DeSean Jackson chose Tampa because he wanted a young QB with 'a lot of upside'

Kirk Cousins is a 28-year-old quarterback, which is pretty youthful by NFL standards, and he's thrown for 4,100+ and 4,900+ yards in the past two seasons, suggesting that his career is on the rise.

But when DeSean Jackson was evaluating where to ink his next contract during his time on the open market, he saw another passer who is younger than Cousins and, in his mind, has more potential than Cousins, too.

And that is one of the main reasons why Jackson left the Redskins and signed with the Buccaneers.

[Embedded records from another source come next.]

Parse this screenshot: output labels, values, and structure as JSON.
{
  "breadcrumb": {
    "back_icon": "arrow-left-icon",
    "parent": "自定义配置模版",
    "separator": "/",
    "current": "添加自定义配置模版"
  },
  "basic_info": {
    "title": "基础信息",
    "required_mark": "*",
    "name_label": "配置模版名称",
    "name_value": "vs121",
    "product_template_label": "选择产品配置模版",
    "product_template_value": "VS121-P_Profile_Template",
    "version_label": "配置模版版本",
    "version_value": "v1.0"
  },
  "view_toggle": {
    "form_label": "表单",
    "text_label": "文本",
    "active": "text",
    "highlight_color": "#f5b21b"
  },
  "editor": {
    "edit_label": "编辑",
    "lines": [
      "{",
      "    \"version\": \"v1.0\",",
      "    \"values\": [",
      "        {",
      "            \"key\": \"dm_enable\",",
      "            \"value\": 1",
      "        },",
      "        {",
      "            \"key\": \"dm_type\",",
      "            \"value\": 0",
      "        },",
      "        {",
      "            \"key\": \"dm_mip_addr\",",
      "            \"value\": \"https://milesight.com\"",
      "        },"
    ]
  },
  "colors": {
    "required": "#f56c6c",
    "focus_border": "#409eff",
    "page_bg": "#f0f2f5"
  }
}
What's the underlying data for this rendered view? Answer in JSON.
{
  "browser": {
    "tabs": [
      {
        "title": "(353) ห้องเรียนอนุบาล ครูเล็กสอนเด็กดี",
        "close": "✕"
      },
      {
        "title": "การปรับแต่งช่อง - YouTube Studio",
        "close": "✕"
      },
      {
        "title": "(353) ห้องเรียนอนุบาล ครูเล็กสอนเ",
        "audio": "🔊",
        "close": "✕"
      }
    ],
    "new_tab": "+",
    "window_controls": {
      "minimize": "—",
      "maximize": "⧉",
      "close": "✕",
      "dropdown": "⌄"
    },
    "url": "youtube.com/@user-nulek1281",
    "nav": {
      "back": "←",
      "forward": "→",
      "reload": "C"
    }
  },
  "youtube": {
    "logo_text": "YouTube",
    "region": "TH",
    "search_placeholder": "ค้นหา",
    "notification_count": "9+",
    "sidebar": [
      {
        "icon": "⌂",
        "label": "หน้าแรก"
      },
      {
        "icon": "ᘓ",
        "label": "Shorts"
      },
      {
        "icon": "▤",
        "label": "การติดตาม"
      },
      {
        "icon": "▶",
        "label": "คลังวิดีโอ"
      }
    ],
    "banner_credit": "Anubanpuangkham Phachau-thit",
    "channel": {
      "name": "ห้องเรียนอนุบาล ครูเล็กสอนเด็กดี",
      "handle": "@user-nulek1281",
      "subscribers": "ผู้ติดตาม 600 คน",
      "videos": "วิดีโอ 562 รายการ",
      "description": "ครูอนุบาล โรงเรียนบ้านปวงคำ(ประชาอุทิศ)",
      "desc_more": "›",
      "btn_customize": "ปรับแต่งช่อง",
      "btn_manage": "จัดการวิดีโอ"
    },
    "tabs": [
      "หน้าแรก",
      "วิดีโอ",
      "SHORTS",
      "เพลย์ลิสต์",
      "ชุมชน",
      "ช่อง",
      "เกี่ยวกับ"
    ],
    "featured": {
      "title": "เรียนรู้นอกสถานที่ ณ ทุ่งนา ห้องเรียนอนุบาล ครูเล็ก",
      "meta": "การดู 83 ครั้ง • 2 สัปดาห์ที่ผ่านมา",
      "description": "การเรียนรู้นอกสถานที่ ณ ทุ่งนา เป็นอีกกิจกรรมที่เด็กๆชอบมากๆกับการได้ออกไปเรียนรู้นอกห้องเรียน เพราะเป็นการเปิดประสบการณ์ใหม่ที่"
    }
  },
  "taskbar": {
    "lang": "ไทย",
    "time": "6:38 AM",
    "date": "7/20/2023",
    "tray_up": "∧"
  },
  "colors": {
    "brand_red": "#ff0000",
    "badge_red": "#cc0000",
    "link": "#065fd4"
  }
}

"I think it was a great fit, a great opportunity, a great up-and-coming, young team," the receiver said during an interview on ESPN's First Take. "Jameis [Winston], obviously, in my decision making, I really wanted to go with a young quarterback, someone who had a lot of upside to him and I think he was the one to fit that position."

Like Cousins, Winston has been a full-time starter for two seasons in the league, and like Cousins, he's posted some gaudy numbers.

Most of the numbers, however, don't stack up to Washington's QB. Cousins edges out Winston in touchdowns, completion percentage and yards, and has also taken fewer sacks and thrown fewer picks than the former Heisman Trophy winner, in the last two years.


With those stats in mind, it's safe to say the Michigan State product is superior to the Florida State product today. But after hearing Jackson say he valued Winston's "upside," it's not hard to take that a step further and conclude that Jackson believes Winston's ceiling is higher than Cousins' ceiling. On top of that, the latter's contract situation probably was a factor to some extent.

Speaking of Cousins, the pass catcher was asked to talk about his old signal caller. His response was complimentary — but also quite short.

"I think he has what it takes," Jackson said. "At times, we probably needed more out of him and everybody else on the team as well, too. Kirk Cousins, obviously his numbers are off the charts. He had crazy numbers. But moving forward man, we're in Tampa now." 

It was a speedy answer from a speedy player. And while that speedy player did speak highly of Cousins, he's opting to wind down his career with Winston instead, which basically declares that he decided Winston must have "what it takes" more than Cousins.

Jackson is certainly moving forward in Tampa, but whether his production will move upward with Winston isn't as certain.